Activist Denis Halliday Reflects on United Nations'
Disappointments and Opportunities
STILL SPEAKING OUT: Denis J. Halliday resigned from the United Nations in protest of Iraq sanctions.
Mass. -- After more than three decades of work at the United Nations, Denis J. Halliday became an international activist who travels the world speaking out for peace. On Wednesday, Feb. 4, at 4:30 pm, his travels will bring him to Wellesley College’s Jewett Auditorium, where he will present “Reflections on the United Nations: Disappointments and Opportunities, Where Do We Go From Here?”
Halliday, known for his special Irish gift for forceful and entertaining public speaking, is one of a rare breed: an Irish Quaker. He draws on his long international career and his deep engagement in the leading issues of our times, especially those related to justice, reconciliation and peace-making.
Halliday famously resigned as U.N. assistant secretary general in October 1998 while serving in Baghdad as head of the U.N. Humanitarian Program. He had been responsible for the "Oil for Food Program," which allowed Iraq under Saddam Hussein to sell oil in order to purchase essential humanitarian supplies. A U.N. charter cut off the program; the sanctions were not lifted for several years.

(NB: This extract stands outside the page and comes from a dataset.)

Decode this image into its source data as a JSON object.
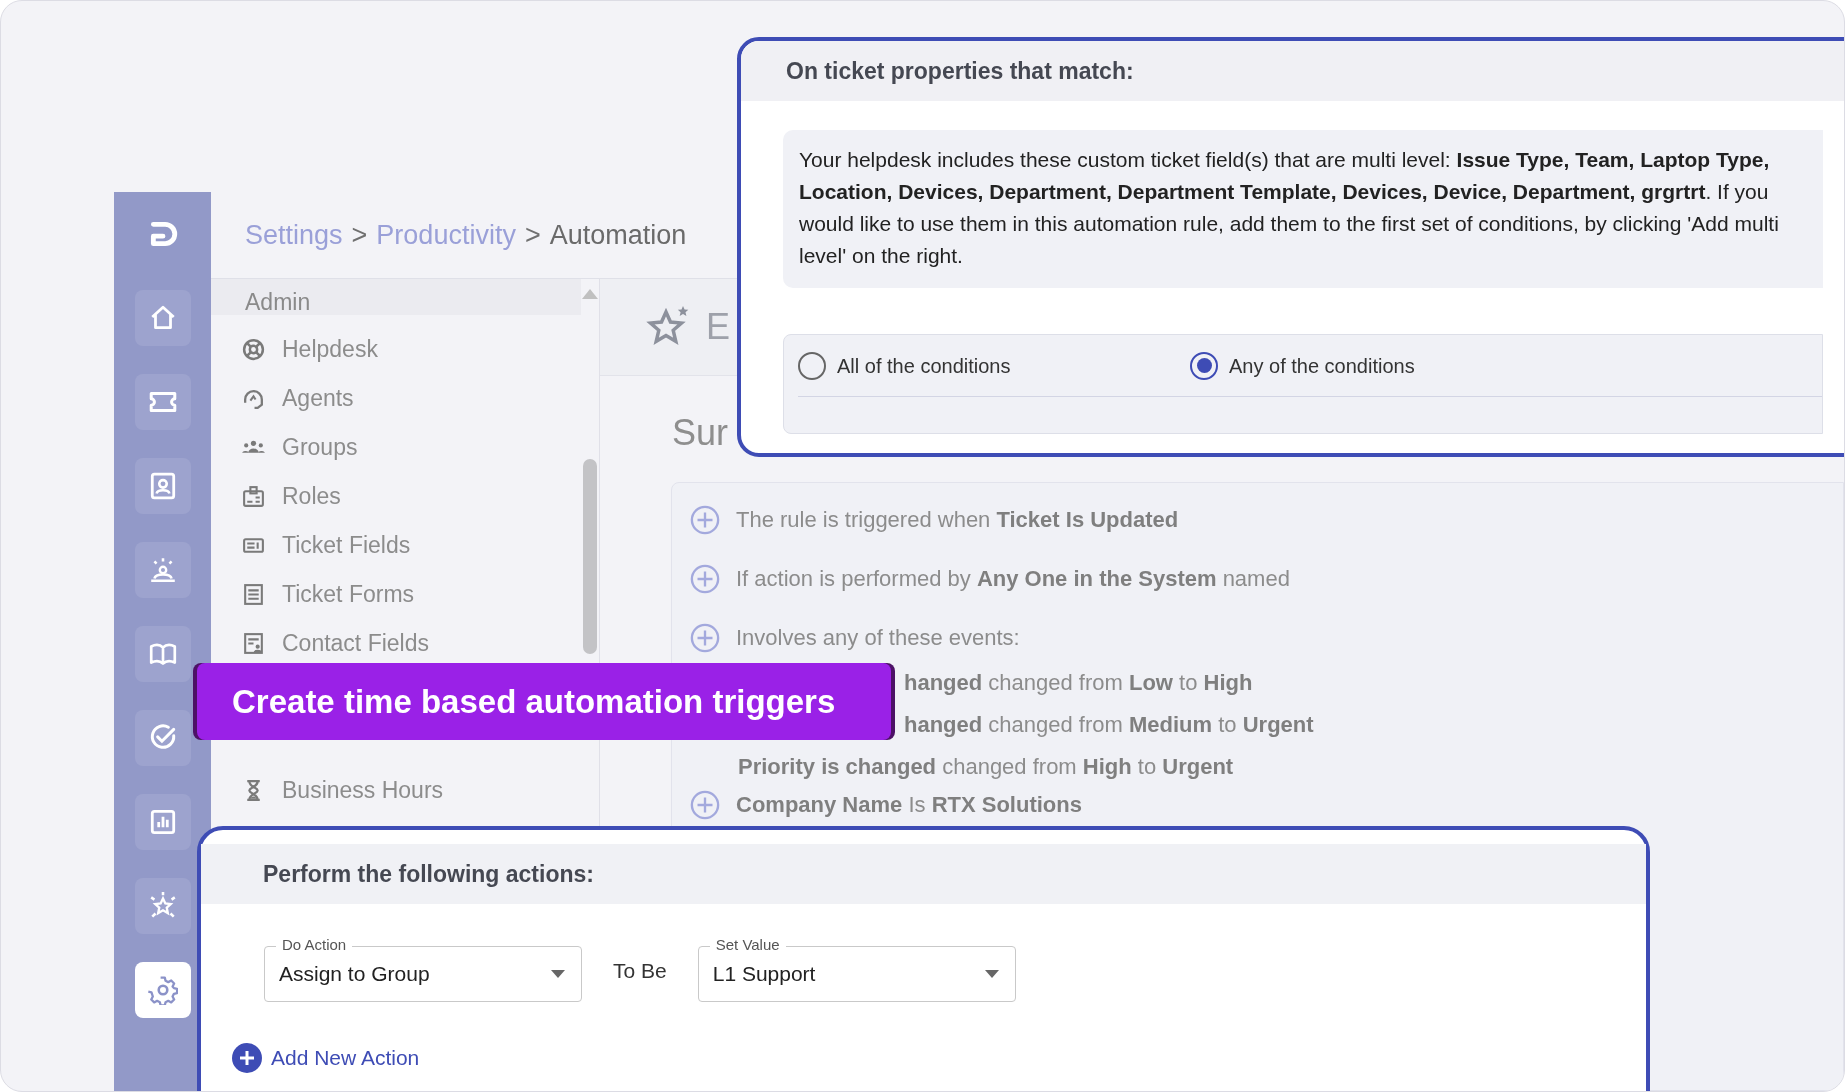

"The incompatibility with the spirit and letter of the charter constitutes a tragedy for the United Nations itself, and severely threatens to undermine the U.N.'s credibility and legitimacy as a benign force for peace and human well-being throughout the world," Halliday noted in a speech on Capitol Hill at the time of his resignation.
By resigning, Halliday was free to speak out publicly about the sanctions and the realities of policies that thwart the U.N.’s capacity to promote peace and justice, a goal he continues to pursue.
“He exposed the sanctions program in Iraq for what it was, a bankrupt policy that had a dreadful impact on the people of Iraq, especially the children,” said Joel Krieger, Wellesley professor of political science. "Few know the United Nations from the inside out better than Denis Halliday, who has seen it all. And none who have experienced the setbacks and know so intimately the challenges the United Nations faces, can better explain the future role the U.N. can—and must—play in creating a more just and peaceful world."
Since resigning from the U.N., Halliday has been a visiting professor of peace studies at Swarthmore College and a lecturer in international relations at Trinity College Dublin. With a master’s degree from Trinity College Dublin and an honorary Ph.D. from Swarthmore College, he has been nominated for the Nobel Peace Prize and is a recipient of the prestigious Gandhi International Peace Award. For more information, call the Wellesley College Department of Political Science at 781-283-2194.
Since 1875, Wellesley College has been a leader in providing an excellent liberal arts education for women who will make a difference in the world. Its 500-acre campus near Boston is home to 2,300 undergraduate students from all 50 states and 68 countries.